Background: Our group has reported previously on a patient receiving radiation for head and neck cancer who demonstrated increased resistance to fluconazole (FLU) of two distinct strains after treatment for Candida glabrata oropharyngeal candidiasis (OPC). The purpose of this study was to assess gene expression in representative isolates of the C. glabrata genes CDR1, CDR2, and ERG11 implicated in azole resistance. Methods: Weekly oral swab and swish samples for yeasts were obtained from a patient receiving radiation for head and neck cancer. Positive cultures were identified using standard microbiological and biochemical procedures. Isolates were subcultured for characterization using DNA typing techniques and macrobroth antifungal susceptibility testing according to NCCLS standards. Expression of the C. glabrata genes encoding lanosterol demethylase (ERG11) and efflux pumps (CDR1 and CDR2) was monitored in matched sets of susceptible and resistant isolates by Northern blot. Results: Two distinct strains of C. glabrata (A and B) were identified and tested over four visits beginning with FLU therapy. Strain A showed a rapid increase in FLU MIC from 8.0 to >64µg/ml over two weeks. One month after FLU was discontinued FLU MIC remained at >64µg/ml. Expression of CDR1, CDR2, and ERG 11 remained stable over this period. The FLU MIC of Strain B remained stable at 8.0 µg/ml over the two weeks of drug therapy. However, one month after FLU was discontinued, MIC increased to >64 µg/ml. Levels of CDR1, CDR2, and ERG11 expression were constant over the two weeks of FLU therapy but were significantly elevated in an isolate obtained at the one month follow-up consistent with the acute rise of FLU MIC. Conclusion: Gene expression associated with the development of FLU resistance in C. glabrata is highly variable among multiple strains in the same patient.

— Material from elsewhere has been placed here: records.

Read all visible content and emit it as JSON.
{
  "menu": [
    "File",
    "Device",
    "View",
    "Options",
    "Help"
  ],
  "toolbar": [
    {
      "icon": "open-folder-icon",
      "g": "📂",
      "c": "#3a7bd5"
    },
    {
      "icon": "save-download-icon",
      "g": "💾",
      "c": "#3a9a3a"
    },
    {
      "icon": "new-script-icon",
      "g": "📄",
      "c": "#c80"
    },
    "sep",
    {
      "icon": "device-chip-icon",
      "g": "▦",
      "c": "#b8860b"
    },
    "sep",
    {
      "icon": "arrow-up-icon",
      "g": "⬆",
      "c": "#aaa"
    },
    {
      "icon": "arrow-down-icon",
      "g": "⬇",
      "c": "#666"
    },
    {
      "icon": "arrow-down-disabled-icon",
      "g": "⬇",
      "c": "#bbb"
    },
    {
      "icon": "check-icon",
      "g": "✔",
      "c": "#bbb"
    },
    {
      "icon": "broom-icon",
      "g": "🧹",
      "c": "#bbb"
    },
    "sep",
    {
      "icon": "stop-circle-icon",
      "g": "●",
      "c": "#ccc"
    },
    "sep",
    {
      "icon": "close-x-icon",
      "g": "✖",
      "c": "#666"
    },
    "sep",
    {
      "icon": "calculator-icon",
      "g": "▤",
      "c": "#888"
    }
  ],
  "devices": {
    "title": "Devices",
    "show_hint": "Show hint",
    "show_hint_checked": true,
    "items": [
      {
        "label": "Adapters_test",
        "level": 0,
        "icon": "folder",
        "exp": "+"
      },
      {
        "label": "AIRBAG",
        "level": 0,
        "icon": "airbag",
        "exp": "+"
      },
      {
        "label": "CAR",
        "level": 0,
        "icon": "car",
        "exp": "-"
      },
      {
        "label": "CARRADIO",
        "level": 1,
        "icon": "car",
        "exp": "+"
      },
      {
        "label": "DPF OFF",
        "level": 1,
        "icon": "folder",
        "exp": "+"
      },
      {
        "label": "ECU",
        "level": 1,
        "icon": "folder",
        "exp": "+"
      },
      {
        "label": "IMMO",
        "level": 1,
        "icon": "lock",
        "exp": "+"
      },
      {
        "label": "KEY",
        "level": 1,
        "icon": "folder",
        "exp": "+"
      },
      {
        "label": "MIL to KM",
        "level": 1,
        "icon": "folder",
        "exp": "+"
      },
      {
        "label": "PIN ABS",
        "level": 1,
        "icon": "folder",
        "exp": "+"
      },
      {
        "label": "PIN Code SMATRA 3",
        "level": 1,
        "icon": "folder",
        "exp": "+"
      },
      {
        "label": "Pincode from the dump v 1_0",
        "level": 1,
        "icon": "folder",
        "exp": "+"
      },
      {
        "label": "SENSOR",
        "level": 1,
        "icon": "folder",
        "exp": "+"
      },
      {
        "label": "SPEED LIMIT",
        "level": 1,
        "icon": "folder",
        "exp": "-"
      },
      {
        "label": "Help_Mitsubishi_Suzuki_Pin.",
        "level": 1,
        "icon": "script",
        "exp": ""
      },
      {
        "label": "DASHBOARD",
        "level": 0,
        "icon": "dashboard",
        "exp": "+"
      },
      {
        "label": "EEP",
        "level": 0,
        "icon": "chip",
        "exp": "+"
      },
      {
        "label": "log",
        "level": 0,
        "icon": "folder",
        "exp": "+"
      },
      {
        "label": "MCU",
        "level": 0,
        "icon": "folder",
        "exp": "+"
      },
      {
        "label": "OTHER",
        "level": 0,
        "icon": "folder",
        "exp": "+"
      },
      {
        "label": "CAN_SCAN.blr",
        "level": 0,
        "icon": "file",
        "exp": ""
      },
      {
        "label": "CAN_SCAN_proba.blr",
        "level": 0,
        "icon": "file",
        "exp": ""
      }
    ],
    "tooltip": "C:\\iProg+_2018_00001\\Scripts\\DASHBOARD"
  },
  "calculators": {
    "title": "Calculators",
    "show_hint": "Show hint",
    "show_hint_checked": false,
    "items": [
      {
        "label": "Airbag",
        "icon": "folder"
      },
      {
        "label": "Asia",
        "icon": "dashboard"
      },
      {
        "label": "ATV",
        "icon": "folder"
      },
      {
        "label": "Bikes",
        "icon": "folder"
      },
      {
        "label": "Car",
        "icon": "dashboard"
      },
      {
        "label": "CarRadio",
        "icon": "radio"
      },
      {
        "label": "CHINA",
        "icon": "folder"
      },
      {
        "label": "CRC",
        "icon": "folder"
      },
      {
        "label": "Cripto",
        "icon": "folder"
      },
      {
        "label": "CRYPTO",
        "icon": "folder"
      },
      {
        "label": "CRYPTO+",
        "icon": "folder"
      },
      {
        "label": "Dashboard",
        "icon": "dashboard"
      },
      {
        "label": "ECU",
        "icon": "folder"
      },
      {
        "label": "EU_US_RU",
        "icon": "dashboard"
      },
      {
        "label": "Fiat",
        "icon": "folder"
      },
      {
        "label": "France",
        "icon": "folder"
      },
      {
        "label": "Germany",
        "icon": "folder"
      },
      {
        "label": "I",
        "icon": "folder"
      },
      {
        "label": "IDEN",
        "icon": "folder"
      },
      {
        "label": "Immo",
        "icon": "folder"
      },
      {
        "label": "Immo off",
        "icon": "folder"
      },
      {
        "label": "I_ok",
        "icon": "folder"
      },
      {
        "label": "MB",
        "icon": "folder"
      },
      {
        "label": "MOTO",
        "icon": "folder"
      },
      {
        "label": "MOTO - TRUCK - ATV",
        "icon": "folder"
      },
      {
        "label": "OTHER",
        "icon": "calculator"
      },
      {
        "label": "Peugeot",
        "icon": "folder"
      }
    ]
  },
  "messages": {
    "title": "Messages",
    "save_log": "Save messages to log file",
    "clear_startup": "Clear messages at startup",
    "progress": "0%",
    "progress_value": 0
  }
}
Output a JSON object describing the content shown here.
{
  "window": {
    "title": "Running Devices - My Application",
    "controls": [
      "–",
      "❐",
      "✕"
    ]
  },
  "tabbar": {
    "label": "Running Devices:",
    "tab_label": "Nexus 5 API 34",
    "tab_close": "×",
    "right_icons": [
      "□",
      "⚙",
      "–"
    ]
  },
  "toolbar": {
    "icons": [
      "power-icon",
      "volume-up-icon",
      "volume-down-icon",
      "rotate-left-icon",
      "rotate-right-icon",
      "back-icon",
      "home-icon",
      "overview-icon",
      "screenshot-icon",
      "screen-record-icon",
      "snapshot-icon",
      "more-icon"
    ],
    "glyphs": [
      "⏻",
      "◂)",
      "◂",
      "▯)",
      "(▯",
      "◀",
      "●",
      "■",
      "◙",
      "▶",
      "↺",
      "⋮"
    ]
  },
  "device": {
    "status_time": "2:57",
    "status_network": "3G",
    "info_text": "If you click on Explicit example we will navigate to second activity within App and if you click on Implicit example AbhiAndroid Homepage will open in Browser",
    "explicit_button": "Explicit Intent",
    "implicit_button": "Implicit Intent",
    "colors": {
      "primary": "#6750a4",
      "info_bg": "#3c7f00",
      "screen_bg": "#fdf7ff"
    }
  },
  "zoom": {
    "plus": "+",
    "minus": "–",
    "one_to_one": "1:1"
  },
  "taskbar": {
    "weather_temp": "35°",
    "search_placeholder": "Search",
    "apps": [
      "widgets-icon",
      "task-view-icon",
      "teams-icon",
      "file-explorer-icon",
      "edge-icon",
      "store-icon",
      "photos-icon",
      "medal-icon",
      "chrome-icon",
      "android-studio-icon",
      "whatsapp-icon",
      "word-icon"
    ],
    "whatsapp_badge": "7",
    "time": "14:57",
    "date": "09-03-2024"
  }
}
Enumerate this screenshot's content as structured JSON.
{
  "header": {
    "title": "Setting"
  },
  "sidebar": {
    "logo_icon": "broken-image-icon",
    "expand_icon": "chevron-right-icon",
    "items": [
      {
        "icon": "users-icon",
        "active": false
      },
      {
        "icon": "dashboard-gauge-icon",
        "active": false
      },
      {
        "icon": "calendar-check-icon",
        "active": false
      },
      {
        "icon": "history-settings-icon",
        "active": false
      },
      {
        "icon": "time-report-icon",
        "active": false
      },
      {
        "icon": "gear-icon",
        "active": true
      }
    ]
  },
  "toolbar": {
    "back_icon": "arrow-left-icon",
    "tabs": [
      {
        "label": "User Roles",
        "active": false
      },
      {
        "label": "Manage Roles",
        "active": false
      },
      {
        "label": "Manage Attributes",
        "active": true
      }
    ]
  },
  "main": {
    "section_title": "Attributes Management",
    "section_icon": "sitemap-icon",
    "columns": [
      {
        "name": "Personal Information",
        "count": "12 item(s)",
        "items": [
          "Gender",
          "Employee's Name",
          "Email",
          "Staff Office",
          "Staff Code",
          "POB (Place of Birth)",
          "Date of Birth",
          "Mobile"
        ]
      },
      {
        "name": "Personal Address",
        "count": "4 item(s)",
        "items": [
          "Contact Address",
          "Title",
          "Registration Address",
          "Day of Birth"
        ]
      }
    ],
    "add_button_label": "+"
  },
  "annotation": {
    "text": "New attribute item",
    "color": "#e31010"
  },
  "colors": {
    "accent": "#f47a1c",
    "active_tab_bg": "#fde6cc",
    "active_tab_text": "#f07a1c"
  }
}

Full conference title:
42nd Interscience Conference on Antimicrobial Agents and Chemotherapy
- ICAAC 42nd